When you write a post mortem it’s important not to fool yourself with the mood you’re in. The very common mistake is to write a nice and happy post mortem containing pictures of puppies if the game release was a success, and a very dark and sad one if the game did not meet its audience. Post mortems have to contain facts and only facts.
Gather your team and talk about the development. Ask everybody what they think about the previous development, what was good and, more importantly, what was bad. These questions should cover development conditions, techniques, game design direction, code architecture… the game in its entirety.
A discussion (often full of energy, passion and tears) will naturally start and you will be able to discuss everything in detail. For every point there is only one question you have to answer to:
How to make things better next time?
If something went wrong during the development there is no need to find who is guilty (usually everybody knows who’s guilty). The only thing that matters is to find a way to be sure the mistake won’t ever be made again. You can’t always find perfect solutions for every problems, but try to find leads on how to improve your development scheme and habits.
Games are forever
Back in the days finding the right moment to write a post mortem was easy.

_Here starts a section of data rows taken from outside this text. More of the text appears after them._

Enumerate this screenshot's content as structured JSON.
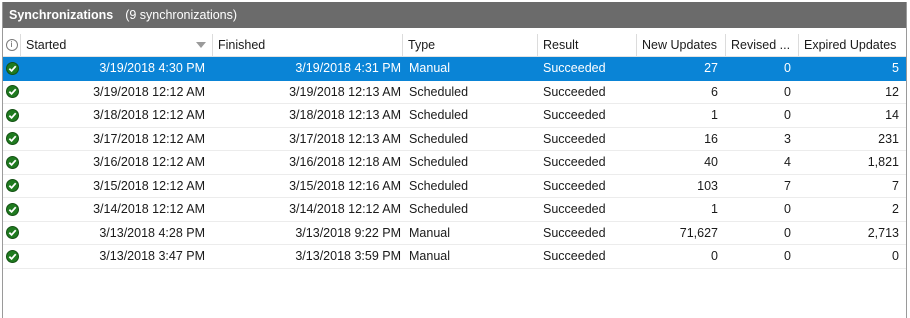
{
  "window": {
    "title": "Synchronizations",
    "count_label": "(9 synchronizations)"
  },
  "columns": {
    "info_icon": "info-icon",
    "started": "Started",
    "finished": "Finished",
    "type": "Type",
    "result": "Result",
    "new_updates": "New Updates",
    "revised": "Revised ...",
    "expired_updates": "Expired Updates"
  },
  "colors": {
    "selection": "#0a84d6",
    "success_icon": "#1f7a1f",
    "titlebar": "#6b6b6b"
  },
  "rows": [
    {
      "status_icon": "success-check-icon",
      "started": "3/19/2018 4:30 PM",
      "finished": "3/19/2018 4:31 PM",
      "type": "Manual",
      "result": "Succeeded",
      "new_updates": "27",
      "revised": "0",
      "expired": "5",
      "selected": true
    },
    {
      "status_icon": "success-check-icon",
      "started": "3/19/2018 12:12 AM",
      "finished": "3/19/2018 12:13 AM",
      "type": "Scheduled",
      "result": "Succeeded",
      "new_updates": "6",
      "revised": "0",
      "expired": "12",
      "selected": false
    },
    {
      "status_icon": "success-check-icon",
      "started": "3/18/2018 12:12 AM",
      "finished": "3/18/2018 12:13 AM",
      "type": "Scheduled",
      "result": "Succeeded",
      "new_updates": "1",
      "revised": "0",
      "expired": "14",
      "selected": false
    },
    {
      "status_icon": "success-check-icon",
      "started": "3/17/2018 12:12 AM",
      "finished": "3/17/2018 12:13 AM",
      "type": "Scheduled",
      "result": "Succeeded",
      "new_updates": "16",
      "revised": "3",
      "expired": "231",
      "selected": false
    },
    {
      "status_icon": "success-check-icon",
      "started": "3/16/2018 12:12 AM",
      "finished": "3/16/2018 12:18 AM",
      "type": "Scheduled",
      "result": "Succeeded",
      "new_updates": "40",
      "revised": "4",
      "expired": "1,821",
      "selected": false
    },
    {
      "status_icon": "success-check-icon",
      "started": "3/15/2018 12:12 AM",
      "finished": "3/15/2018 12:16 AM",
      "type": "Scheduled",
      "result": "Succeeded",
      "new_updates": "103",
      "revised": "7",
      "expired": "7",
      "selected": false
    },
    {
      "status_icon": "success-check-icon",
      "started": "3/14/2018 12:12 AM",
      "finished": "3/14/2018 12:12 AM",
      "type": "Scheduled",
      "result": "Succeeded",
      "new_updates": "1",
      "revised": "0",
      "expired": "2",
      "selected": false
    },
    {
      "status_icon": "success-check-icon",
      "started": "3/13/2018 4:28 PM",
      "finished": "3/13/2018 9:22 PM",
      "type": "Manual",
      "result": "Succeeded",
      "new_updates": "71,627",
      "revised": "0",
      "expired": "2,713",
      "selected": false
    },
    {
      "status_icon": "success-check-icon",
      "started": "3/13/2018 3:47 PM",
      "finished": "3/13/2018 3:59 PM",
      "type": "Manual",
      "result": "Succeeded",
      "new_updates": "0",
      "revised": "0",
      "expired": "0",
      "selected": false
    }
  ]
}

It was usually two weeks after your two month of post-release depression. But today games are never really finished. They are even sold before they actually exist. What a crazy world we live in. So when should you start writing your post mortem if your game is never actually finished? I would suggest you to take some times after all the critical bugs have been fixed and before the development of the first non-critical update or DLC. If you learn new things or detect new problems during the DLC development you can always add content to your post-mortem.
However in these crazy days I tend to prefer writing post-mortem even before the development is actually finished. Working on games developed in 5+ years taught me that memory is a very versatile thing. It’s easy to forget about entire things you have spent months to develop… but you should keep track of these. So I believe that taking an hour or two every month to write some facts about the current state of the development can be a good thing. After the release of the game you just have to gather all your note and share them with the team to write a real post-mortem document that would be more precise than if you would have to rely only on your tired memory.
Post mortems are useless if they’re not read
Now that you have written 2253 pages1 describing how shitty the development of your previous project was, remember all these are worthless if you don’t read them.
You have a game concept? Cool. The prototype is even finished? Excellent! So you feel it’s time to start the development of the game? Whoa! Hold on a minute.
It’s time to take some distance and to breathe in while opening your previous post mortems. Take some times and read them all. You should always start a new development with your previous mistakes and genius ideas in mind. It’s the best way to be sure to avoid the mistakes you already went through.
Post mortems come in various shapes. The number of pages is not relevant. An intelligent 10 pages post mortem is better than 2000+ pages of useless comments. ↩